Charismatic founders leave behind a huge hole to fill
FEW chief executives are so closely associated with their companies as Steve Jobs but the man who founded and then rescued Apple is not unique.
Here in Ireland, Michael O'Leary has become the face and voice of Ryanair, while Michael Smurfit was synonymous with his eponymous listed paper company for decades.
Charismatic and successful chief executives pose particular problems for their successors; especially if they also founded the company.
"Succeeding an icon is a job you want to be very careful about accepting," Professor Andrew Ward, of Pennsylvania's Lehigh University, said at a conference in London recently. "History shows companies often flounder once the icon departs."
Who would really want to succeed Warren Buffett or Rupert Murdoch, for example?
Corporate America's tendency to idolise chief executives created problems for large companies such as General Electric and Disney.
"At Disney, people were still asking 'What would Walt do?' 30 years after his death," said Prof Ward.
Back in Ireland, few chief executives achieve the sort of superstar status afforded to their US counterparts, but the record is mixed when it comes to departures.
The Smurfit paper empire has thrived since Michael Smurfit stood down, although companies closely associated with the founders, such as DCC, have struggled.
DCC's share price sank to €10.05 in the wake of founder Jim Flavin's resignation following a court case and is still a long way from the €28 high.

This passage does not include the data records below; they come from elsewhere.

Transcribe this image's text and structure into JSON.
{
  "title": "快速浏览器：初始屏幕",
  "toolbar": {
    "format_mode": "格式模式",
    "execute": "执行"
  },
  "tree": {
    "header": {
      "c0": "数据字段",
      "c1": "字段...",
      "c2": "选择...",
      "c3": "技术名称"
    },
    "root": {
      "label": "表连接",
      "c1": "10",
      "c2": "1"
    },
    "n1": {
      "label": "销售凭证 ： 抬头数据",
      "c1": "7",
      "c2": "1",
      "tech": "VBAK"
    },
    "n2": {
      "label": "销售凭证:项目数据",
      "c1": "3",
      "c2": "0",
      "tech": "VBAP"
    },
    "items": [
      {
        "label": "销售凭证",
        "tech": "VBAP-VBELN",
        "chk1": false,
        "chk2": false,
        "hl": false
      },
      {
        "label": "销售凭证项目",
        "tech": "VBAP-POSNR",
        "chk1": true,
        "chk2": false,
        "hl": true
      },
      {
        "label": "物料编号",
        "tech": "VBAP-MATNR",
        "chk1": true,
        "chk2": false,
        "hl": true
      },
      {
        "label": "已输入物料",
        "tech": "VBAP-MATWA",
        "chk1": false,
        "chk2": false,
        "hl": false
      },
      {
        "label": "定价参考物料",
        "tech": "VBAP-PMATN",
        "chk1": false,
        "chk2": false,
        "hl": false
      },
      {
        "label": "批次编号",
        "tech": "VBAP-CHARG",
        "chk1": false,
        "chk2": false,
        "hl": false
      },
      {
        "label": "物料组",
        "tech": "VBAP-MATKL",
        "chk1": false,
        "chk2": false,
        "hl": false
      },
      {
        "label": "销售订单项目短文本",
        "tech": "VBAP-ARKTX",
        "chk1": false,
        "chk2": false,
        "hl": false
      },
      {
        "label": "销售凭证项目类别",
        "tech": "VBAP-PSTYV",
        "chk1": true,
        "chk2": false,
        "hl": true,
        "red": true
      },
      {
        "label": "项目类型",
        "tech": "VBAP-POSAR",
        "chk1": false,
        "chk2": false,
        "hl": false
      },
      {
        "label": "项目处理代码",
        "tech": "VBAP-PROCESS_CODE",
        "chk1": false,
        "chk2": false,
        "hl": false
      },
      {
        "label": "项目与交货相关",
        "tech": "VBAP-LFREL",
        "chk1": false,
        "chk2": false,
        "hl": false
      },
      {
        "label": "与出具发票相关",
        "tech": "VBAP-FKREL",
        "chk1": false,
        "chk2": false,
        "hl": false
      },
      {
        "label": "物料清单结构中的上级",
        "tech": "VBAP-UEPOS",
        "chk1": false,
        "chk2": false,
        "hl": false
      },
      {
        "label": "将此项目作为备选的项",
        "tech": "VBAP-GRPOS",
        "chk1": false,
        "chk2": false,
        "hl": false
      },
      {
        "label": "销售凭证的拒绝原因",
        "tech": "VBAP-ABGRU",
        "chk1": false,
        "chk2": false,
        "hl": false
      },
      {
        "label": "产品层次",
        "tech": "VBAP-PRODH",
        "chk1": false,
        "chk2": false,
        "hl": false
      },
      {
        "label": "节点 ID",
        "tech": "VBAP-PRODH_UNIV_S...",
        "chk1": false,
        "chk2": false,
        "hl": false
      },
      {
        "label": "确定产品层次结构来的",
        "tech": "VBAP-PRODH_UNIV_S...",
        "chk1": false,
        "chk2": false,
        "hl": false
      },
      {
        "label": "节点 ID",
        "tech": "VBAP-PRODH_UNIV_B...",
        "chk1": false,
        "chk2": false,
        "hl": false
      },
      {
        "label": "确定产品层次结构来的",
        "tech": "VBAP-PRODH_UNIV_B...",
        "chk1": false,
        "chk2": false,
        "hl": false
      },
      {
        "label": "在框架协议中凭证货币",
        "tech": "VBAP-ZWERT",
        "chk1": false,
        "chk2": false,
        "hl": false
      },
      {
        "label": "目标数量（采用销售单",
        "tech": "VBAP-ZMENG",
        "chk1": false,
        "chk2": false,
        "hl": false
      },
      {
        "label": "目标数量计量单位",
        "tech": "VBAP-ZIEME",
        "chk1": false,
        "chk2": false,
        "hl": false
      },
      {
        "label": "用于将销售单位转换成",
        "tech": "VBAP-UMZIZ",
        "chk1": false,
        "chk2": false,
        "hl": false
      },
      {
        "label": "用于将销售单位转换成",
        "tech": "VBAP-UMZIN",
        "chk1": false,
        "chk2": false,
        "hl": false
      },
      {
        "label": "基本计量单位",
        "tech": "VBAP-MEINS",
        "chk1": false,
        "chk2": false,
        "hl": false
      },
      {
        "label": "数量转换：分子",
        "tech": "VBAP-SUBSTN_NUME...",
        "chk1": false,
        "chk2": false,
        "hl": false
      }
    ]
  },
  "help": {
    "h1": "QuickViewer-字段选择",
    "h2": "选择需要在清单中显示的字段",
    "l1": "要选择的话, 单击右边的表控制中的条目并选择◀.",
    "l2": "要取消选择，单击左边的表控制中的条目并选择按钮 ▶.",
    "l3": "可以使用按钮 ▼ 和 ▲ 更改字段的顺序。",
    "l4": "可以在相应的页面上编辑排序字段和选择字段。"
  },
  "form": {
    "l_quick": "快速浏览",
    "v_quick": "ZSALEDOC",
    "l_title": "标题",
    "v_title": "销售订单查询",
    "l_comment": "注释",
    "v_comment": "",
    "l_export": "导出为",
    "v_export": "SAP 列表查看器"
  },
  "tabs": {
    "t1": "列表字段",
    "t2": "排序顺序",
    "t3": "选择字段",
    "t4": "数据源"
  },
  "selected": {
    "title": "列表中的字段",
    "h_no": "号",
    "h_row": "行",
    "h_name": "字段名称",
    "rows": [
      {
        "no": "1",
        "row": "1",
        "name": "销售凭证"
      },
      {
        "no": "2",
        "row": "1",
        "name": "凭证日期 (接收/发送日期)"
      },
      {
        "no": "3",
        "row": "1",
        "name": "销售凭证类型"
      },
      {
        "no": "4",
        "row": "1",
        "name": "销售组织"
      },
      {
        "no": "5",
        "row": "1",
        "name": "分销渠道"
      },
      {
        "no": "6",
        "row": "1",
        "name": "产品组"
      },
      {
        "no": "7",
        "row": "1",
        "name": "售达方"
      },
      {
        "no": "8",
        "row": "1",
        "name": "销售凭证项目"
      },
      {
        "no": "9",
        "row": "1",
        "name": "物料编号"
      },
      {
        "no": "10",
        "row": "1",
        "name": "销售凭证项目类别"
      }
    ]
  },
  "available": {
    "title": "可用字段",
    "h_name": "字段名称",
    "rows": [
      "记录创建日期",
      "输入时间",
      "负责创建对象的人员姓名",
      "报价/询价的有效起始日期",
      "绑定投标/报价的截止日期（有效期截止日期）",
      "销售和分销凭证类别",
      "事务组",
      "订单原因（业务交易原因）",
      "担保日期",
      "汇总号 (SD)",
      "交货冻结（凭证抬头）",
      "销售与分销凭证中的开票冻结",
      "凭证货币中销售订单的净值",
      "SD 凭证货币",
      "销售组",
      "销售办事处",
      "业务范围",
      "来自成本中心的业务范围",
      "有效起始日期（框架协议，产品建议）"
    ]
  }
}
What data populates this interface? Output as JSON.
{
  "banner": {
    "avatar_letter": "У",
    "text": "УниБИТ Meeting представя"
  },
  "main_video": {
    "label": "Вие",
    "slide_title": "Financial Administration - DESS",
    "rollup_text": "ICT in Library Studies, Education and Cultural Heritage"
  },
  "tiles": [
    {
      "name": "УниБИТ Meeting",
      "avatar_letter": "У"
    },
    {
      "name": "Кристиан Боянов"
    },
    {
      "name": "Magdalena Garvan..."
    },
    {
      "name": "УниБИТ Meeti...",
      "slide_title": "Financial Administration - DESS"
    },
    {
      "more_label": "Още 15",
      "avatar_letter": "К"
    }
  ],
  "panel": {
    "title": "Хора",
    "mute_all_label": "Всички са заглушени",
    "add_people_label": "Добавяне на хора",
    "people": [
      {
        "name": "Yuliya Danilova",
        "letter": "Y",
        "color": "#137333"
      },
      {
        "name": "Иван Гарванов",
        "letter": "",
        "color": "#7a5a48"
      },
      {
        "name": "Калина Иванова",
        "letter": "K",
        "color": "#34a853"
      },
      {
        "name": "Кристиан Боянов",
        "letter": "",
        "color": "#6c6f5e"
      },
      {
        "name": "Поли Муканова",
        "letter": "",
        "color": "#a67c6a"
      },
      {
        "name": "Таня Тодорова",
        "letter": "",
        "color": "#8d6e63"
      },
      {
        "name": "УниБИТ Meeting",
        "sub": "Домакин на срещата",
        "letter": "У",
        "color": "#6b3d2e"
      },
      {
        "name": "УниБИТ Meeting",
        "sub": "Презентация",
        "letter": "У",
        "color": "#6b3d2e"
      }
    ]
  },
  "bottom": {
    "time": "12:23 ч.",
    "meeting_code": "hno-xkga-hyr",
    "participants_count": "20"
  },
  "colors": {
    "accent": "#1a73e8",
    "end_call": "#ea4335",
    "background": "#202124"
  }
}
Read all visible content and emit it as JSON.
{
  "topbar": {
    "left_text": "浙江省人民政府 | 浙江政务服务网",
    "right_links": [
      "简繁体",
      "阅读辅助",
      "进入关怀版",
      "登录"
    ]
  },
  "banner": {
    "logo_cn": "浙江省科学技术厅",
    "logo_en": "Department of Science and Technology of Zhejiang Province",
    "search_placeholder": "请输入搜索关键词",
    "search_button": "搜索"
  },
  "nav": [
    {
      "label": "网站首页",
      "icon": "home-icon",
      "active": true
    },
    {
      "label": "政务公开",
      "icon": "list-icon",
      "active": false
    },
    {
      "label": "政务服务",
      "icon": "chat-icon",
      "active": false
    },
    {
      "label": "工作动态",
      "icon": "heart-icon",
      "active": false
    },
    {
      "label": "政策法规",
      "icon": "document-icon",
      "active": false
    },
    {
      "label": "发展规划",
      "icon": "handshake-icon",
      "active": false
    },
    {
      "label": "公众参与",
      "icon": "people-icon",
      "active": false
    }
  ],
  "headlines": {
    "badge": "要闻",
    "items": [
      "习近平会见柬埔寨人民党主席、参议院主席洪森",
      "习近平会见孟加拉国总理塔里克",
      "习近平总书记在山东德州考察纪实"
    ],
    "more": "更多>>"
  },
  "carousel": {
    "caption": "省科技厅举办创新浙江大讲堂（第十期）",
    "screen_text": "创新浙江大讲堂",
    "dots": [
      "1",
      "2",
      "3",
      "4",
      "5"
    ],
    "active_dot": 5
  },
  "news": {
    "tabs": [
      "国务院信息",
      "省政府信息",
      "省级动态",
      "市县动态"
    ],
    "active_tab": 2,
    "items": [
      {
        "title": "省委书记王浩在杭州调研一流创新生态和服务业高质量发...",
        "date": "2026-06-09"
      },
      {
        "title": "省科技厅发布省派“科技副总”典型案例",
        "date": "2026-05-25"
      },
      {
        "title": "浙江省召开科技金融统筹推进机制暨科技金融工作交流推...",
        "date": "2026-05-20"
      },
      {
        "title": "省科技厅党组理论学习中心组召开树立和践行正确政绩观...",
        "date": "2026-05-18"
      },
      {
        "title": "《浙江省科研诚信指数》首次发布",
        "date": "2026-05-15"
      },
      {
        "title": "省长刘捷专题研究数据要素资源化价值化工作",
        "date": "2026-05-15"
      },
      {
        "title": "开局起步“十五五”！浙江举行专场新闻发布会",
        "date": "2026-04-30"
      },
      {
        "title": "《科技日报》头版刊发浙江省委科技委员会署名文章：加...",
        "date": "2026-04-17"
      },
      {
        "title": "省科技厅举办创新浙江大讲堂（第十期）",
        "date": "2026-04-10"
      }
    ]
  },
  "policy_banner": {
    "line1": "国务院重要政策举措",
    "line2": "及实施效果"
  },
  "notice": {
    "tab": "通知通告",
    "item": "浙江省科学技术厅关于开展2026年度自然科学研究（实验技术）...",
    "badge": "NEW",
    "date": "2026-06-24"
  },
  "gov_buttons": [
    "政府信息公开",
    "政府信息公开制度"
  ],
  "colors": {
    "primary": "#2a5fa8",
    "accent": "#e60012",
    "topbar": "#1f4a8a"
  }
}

A company that managed its succession well is Kerry, which has seen its shares and profits rise steadily since the well-flagged resignation of Denis Brosnan, the man who turned the company from a sleepy dairy firm into a global champion during the 1980s.